  • Access to a Portfolio Line of Credit: If you need money to finance a big purchase, like a home repair, you could qualify for a Portfolio Line of Credit from Wealthfront as long as you have $25,000 invested in a diversified, taxable Wealthfront portfolio. You’ll get access to a low-interest line of credit secured by your investments, making it a cheaper option than taking out most personal loans or using a credit card.
  • Low fees: Wealthfront has a lower annual advisory fee than Vanguard, helping you reap the rewards of investing. You’ll have access to low-cost ETFs, allowing you to diversify your portfolio without spending a lot of money to do so.
  • Savings options: If you plan on making a big purchase within the next five years — such as buying a home — it may be better to put your money into a savings account rather than invest it. With Wealthfront’s savings account, you can earn 2.32% APY. According to the company, that APY is more than 20 times greater than the national average.

Vanguard Personal Advisor Services advantages

  • Access to human advisors: If having a personal touch is important to you, Vanguard may be a better option than Wealthfront. You can schedule a time to talk with an advisor via phone, email or chat. Wealthfront doesn’t offer the option to connect with a real person for investment advice.
  • Investment selection: You can invest in Vanguard funds, which have low expense ratios. And, you can choose between index funds and actively managed funds, so you can decide which is best for you.
  • Comprehensive financial planning: When coming up with your financial plan, Vanguard takes into account all of your investment accounts, even those that are held by outside companies. That ensures you’re not under planning or overbalancing to meet your goals.
  • Reliability: Vanguard has been around for decades, and has an outstanding reputation for performance. According to the company, 85% of its funds have performed better than their peer-group averages over the past 10 years.

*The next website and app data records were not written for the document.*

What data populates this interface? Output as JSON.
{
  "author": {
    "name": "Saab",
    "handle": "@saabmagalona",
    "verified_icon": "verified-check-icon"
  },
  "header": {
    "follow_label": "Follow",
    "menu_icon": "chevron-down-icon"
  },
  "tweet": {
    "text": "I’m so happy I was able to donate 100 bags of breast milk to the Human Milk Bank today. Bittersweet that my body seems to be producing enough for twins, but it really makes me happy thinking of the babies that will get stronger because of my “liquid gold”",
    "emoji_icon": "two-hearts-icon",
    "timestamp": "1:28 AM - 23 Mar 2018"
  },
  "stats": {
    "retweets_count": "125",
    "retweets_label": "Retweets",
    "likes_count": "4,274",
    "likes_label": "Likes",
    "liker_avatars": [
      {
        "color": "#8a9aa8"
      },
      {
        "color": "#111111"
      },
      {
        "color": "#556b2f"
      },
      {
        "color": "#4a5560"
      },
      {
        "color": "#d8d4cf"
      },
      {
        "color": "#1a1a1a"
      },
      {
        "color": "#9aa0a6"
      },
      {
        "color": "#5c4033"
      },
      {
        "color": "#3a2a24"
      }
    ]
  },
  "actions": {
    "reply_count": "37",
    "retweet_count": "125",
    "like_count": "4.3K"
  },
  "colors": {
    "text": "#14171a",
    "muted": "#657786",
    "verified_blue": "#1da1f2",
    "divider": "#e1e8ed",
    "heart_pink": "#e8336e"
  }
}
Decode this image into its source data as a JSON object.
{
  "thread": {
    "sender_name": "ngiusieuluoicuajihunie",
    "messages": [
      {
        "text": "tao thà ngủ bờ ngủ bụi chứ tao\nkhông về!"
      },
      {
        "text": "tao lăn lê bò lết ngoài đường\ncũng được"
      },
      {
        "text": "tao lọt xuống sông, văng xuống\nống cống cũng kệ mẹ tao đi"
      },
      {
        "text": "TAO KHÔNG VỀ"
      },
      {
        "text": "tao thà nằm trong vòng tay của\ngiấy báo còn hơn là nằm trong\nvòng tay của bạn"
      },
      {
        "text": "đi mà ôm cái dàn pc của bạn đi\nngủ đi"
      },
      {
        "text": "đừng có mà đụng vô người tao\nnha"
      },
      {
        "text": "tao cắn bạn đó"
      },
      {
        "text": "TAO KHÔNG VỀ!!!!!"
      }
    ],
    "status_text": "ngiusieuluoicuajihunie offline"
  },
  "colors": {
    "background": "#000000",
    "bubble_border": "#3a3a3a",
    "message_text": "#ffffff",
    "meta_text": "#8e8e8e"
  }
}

Wealthfront vs. Vanguard: Which is best for you?

Wealthfront and Vanguard both offer a wide range of investment options and account types. When looking at Wealthfront versus Vanguard, it’s important to consider your comfort with investing and your goals.

If you’re a hands-off investor or are new to investing, Wealthfront is likely the best choice for you. It is a complete robo-advisor, meaning there is no human interaction and it’s almost entirely automated – you aren’t able to choose individual stocks or ETFs, but you can invest your money and be confident that it will be allocated across a diverse portfolio.

If you want more personalized attention, and have more assets to manage, then Vanguard is the better choice. You can contact human advisors for guidance, and get more control over what investments you choose.

Advertiser Disclosure: The products that appear on this site may be from companies from which MagnifyMoney receives compensation. This compensation may impact how and where products appear on this site (including, for example, the order in which they appear). MagnifyMoney does not include all financial institutions or all products offered available in the marketplace.

Kat Tretina
Kat Tretina |

Kat Tretina is a writer at MagnifyMoney. You can email Kat here